Ian Cameron GeddesBMJ 2010; 341 doi: https://doi.org/10.1136/bmj.c3831 (Published 05 August 2010) Cite this as: BMJ 2010;341:c3831
- J Edmund Riding,
- Ronald S Jones
Ian Cameron Geddes was born at Edinburgh in 1922 and graduated from St Andrews in 1945, having been awarded a Full Blue for athletics. After service in the Royal Air Force he enrolled on the postgraduate course in anaesthesia at Liverpool University in 1949. After experience in Liverpool hospitals and as a research fellow in the Department of Anaesthesia, University of Liverpool, he spent two years at Montreal General Hospital and Research Institute. There he studied the properties and metabolism of local analgesic drugs. This work formed the basis for a thesis for which he was awarded an MD with commendation and the Rutherford silver medal. Returning to Liverpool, he was appointed to the Department of Anaesthesia as lecturer, later becoming senior lecturer and, in 1975, reader.
His research interests were mainly laboratory based and related to anaesthetic drug metabolism .He was a genuine inventor and built from scratch a gas chromatograph to enable him to further his research. He spent a year’s sabbatical at the Presbyterian Hospital in New York working on the metabolism of halothane. He was one of the founder members of the Anaesthetic Research Group.

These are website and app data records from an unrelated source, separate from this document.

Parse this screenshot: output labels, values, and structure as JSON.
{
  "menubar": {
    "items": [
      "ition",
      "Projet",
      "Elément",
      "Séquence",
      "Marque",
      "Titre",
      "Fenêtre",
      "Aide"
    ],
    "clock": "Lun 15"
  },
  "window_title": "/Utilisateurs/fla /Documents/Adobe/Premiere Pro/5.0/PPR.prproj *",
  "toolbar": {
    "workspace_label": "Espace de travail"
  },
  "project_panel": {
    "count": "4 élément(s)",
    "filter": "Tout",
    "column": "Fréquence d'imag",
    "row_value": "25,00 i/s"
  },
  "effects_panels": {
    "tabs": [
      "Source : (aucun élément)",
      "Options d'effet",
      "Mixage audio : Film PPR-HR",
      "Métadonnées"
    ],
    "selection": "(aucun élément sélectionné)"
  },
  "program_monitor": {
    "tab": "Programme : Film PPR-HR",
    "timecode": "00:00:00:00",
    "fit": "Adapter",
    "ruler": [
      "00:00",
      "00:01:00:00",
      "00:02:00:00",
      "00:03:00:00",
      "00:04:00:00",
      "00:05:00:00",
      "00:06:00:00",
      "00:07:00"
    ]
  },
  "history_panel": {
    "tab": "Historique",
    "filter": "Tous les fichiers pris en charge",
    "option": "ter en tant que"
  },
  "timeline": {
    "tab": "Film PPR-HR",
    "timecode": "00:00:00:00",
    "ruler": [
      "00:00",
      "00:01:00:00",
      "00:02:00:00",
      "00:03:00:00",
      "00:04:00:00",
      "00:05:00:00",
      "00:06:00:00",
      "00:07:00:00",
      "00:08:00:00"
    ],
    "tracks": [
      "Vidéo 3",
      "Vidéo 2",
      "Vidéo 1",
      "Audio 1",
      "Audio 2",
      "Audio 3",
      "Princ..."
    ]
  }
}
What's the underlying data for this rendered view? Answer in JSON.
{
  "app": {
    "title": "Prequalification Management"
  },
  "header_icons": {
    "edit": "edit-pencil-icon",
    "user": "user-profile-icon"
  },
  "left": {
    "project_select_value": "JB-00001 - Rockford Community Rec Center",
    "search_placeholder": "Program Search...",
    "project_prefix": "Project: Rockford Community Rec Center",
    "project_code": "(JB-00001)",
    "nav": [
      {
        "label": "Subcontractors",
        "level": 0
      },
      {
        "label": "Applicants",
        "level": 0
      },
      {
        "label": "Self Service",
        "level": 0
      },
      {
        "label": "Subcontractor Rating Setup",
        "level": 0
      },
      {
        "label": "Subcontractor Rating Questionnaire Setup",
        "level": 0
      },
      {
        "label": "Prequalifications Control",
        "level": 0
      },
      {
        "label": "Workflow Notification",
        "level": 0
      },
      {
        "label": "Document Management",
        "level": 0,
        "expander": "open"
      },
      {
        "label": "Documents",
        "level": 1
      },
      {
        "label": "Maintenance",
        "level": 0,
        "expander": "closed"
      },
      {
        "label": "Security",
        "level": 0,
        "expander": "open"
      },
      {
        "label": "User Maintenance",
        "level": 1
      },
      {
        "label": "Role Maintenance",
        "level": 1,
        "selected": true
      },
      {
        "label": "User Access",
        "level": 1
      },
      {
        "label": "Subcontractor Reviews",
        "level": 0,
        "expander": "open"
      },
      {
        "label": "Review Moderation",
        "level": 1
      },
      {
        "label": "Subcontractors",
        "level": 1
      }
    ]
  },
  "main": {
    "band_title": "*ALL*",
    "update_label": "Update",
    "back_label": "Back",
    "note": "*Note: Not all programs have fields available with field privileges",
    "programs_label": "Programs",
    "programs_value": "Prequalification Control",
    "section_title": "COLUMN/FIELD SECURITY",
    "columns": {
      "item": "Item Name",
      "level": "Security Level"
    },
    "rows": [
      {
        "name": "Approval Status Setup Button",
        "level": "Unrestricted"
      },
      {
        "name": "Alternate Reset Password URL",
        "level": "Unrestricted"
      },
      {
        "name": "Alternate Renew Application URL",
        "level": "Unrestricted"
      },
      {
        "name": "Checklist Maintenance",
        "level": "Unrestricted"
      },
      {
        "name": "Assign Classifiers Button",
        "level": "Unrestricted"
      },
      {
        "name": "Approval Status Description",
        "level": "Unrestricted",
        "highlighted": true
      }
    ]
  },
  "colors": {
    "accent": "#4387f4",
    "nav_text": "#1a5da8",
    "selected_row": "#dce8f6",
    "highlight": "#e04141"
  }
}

Ian had a special concern for the interests of the students on the postgraduate course, for whose organisation he became responsible in October 1957. This was a task that he thoroughly enjoyed and was extremely good at. He was innovative in his teaching methods and in many ways was ahead of his time in using audiovisual aids for teaching and revision. Practice viva voce examination tests were recorded on television and played back to display the strengths and weaknesses of the performance of the student. He was emphatic about the need to train the next generation of trainers, long before the now universal training schemes were established. His lively, even rombustious , manner was allied to a kind and generous spirit, and his pastoral interest and practical care was especially valued by the overseas members of the course.
His published work was mainly on aspects of local analgesic drugs and included several contributions to standard reference works. Somewhat disappointed not to be invited to succeed to the chair on the retirement of Professor T Cecil Gray, he left Liverpool to take up a professorial post in Amman Jordan. When he arrived he found that a changed situation resulted in the post being no longer available. Returning to France, he retreated to his cottage near Montelimar, where he had relatives and was able to put his fluent French to good use. A short time later, he was appointed senior lecturer in Professor J P Payne’s department at the London Hospital.
Ian Geddes retired to Crail, Fife, and spent much time in France He was an accomplished golfer and a keen gardener and amateur photographer. He leaves two daughters and three grandchildren.
Cite this as: BMJ 2010;341:c3831
Former reader department of anaesthesia, University of Liverpool (b 1922; q St Andrews 1945; MD (St A), FRCA), d 29 November 2009.